**TASK PROMPT**
Search the entries for the word "JSON" and report each line that has it.

::::::::

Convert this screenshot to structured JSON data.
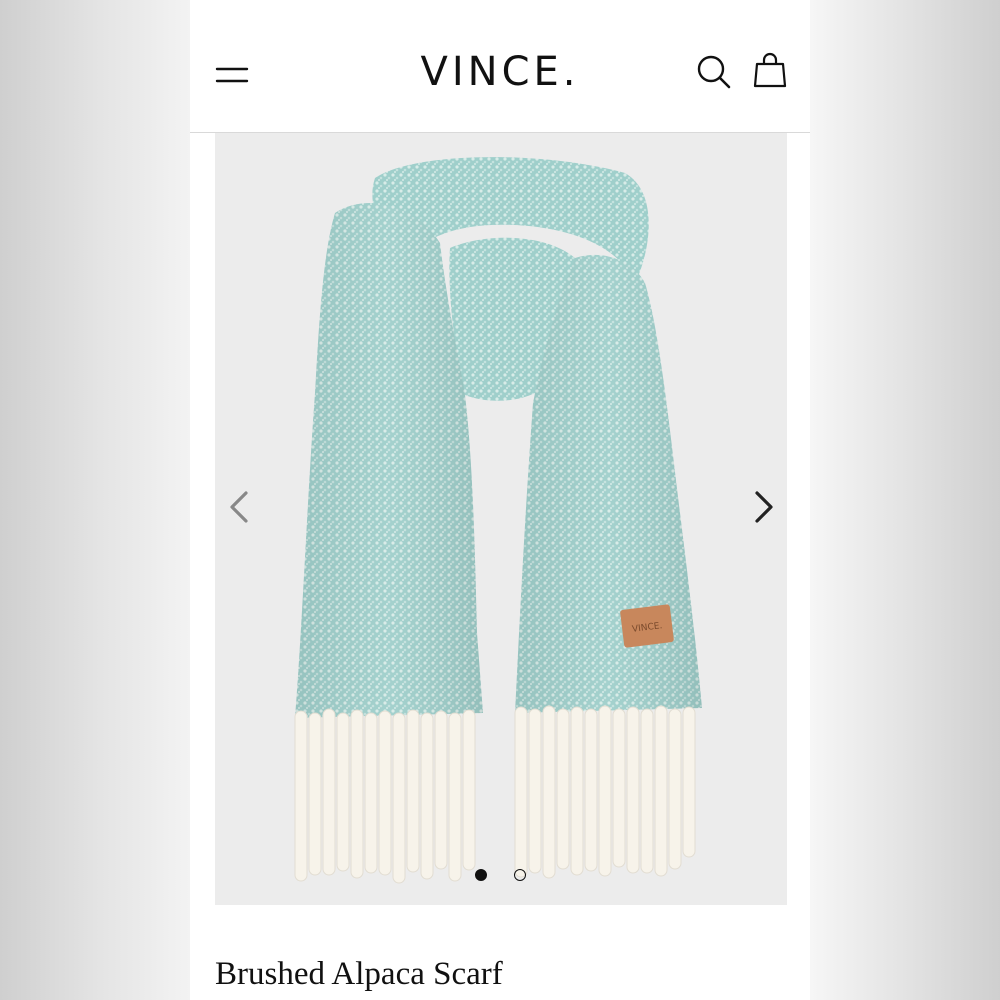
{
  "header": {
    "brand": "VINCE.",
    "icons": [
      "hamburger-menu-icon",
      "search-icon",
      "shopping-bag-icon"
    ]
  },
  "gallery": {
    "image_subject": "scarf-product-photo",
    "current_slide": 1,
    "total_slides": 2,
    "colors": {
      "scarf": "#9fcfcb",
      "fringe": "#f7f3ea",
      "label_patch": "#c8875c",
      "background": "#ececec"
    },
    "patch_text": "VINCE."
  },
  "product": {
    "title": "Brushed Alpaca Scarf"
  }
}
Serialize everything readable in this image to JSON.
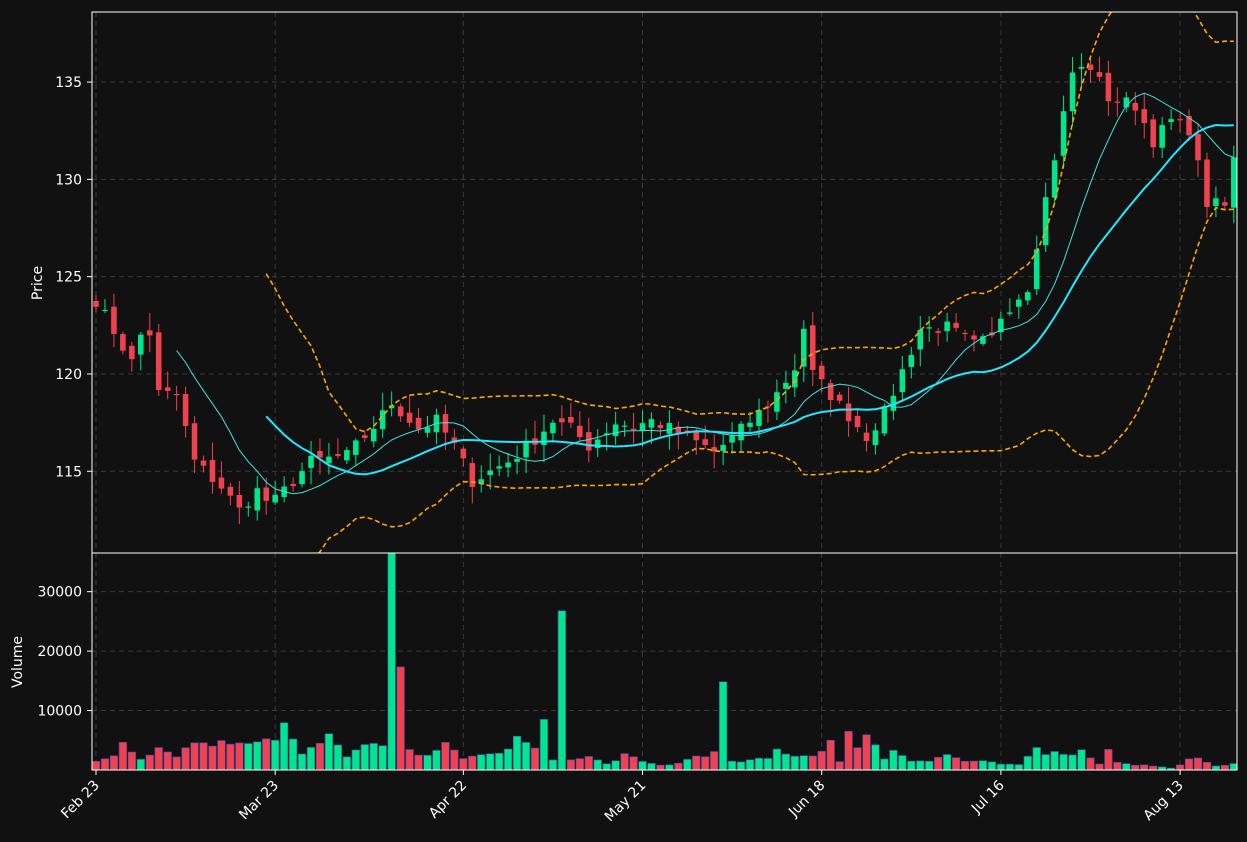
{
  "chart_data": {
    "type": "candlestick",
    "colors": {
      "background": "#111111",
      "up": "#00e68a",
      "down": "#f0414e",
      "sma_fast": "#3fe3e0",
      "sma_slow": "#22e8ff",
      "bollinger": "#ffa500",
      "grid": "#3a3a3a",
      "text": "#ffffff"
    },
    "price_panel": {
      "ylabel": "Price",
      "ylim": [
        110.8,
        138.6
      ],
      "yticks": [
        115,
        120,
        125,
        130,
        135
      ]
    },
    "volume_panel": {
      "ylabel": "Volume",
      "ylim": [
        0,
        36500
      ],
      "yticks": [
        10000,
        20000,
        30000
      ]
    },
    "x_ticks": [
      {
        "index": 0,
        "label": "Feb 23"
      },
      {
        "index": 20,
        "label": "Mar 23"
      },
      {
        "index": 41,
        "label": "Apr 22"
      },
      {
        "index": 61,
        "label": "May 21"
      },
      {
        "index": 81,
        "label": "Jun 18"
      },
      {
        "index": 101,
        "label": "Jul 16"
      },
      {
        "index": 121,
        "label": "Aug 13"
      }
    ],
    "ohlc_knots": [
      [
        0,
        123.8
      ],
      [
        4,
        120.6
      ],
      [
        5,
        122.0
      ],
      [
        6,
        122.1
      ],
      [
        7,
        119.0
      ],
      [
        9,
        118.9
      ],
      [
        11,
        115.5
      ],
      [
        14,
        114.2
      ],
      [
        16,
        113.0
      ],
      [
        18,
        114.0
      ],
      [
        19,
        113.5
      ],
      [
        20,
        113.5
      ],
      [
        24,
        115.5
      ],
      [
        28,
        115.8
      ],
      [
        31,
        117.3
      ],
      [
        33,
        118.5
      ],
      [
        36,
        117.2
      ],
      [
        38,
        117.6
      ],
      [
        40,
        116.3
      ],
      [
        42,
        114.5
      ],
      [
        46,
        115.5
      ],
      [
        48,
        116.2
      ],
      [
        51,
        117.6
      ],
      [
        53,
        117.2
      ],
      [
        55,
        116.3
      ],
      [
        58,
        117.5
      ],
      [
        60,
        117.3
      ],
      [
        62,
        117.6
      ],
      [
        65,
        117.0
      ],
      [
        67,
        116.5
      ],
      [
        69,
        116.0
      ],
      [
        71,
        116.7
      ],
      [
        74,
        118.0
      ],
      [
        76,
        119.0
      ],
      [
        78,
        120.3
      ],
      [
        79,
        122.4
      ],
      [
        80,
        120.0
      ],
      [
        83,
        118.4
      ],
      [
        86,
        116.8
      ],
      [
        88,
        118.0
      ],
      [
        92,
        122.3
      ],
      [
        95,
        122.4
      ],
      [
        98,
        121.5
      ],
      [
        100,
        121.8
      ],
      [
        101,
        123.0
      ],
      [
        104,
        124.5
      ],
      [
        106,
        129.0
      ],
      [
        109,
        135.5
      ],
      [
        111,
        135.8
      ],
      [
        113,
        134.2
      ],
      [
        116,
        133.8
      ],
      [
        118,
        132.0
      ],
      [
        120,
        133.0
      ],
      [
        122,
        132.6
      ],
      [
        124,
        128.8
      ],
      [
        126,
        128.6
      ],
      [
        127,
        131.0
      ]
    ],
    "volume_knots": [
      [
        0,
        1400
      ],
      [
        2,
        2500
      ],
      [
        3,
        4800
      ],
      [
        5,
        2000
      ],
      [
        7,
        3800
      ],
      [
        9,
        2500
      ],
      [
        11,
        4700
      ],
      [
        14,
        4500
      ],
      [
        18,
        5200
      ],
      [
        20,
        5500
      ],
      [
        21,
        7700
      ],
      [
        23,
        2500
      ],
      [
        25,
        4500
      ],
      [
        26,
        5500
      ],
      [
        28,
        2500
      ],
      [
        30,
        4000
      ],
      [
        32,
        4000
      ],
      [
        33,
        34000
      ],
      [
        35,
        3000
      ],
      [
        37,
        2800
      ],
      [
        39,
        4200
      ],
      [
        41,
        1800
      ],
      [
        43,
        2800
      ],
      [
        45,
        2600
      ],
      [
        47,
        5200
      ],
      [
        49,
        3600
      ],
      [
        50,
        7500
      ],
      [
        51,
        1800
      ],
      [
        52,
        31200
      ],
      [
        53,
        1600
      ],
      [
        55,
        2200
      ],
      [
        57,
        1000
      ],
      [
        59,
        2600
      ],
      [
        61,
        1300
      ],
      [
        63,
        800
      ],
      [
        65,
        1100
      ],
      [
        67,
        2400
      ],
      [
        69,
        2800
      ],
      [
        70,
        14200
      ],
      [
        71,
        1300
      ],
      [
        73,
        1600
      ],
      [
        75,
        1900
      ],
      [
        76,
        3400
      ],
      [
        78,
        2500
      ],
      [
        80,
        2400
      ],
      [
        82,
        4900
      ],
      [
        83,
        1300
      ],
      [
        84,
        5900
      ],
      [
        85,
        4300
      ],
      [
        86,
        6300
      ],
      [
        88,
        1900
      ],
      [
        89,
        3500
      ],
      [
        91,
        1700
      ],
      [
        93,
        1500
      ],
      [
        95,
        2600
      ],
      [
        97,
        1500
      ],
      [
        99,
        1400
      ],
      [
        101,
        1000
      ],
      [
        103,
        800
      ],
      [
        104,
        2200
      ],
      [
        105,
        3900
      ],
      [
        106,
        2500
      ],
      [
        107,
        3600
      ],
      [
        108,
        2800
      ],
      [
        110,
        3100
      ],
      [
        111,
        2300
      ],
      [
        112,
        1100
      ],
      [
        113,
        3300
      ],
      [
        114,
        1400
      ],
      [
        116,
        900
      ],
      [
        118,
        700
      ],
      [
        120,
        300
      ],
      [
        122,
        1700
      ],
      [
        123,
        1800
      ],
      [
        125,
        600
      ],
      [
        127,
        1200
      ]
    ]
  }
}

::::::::

**EXPECTED ANSWER**
Convert this screenshot to structured JSON data.
Serialize everything readable in this image to JSON.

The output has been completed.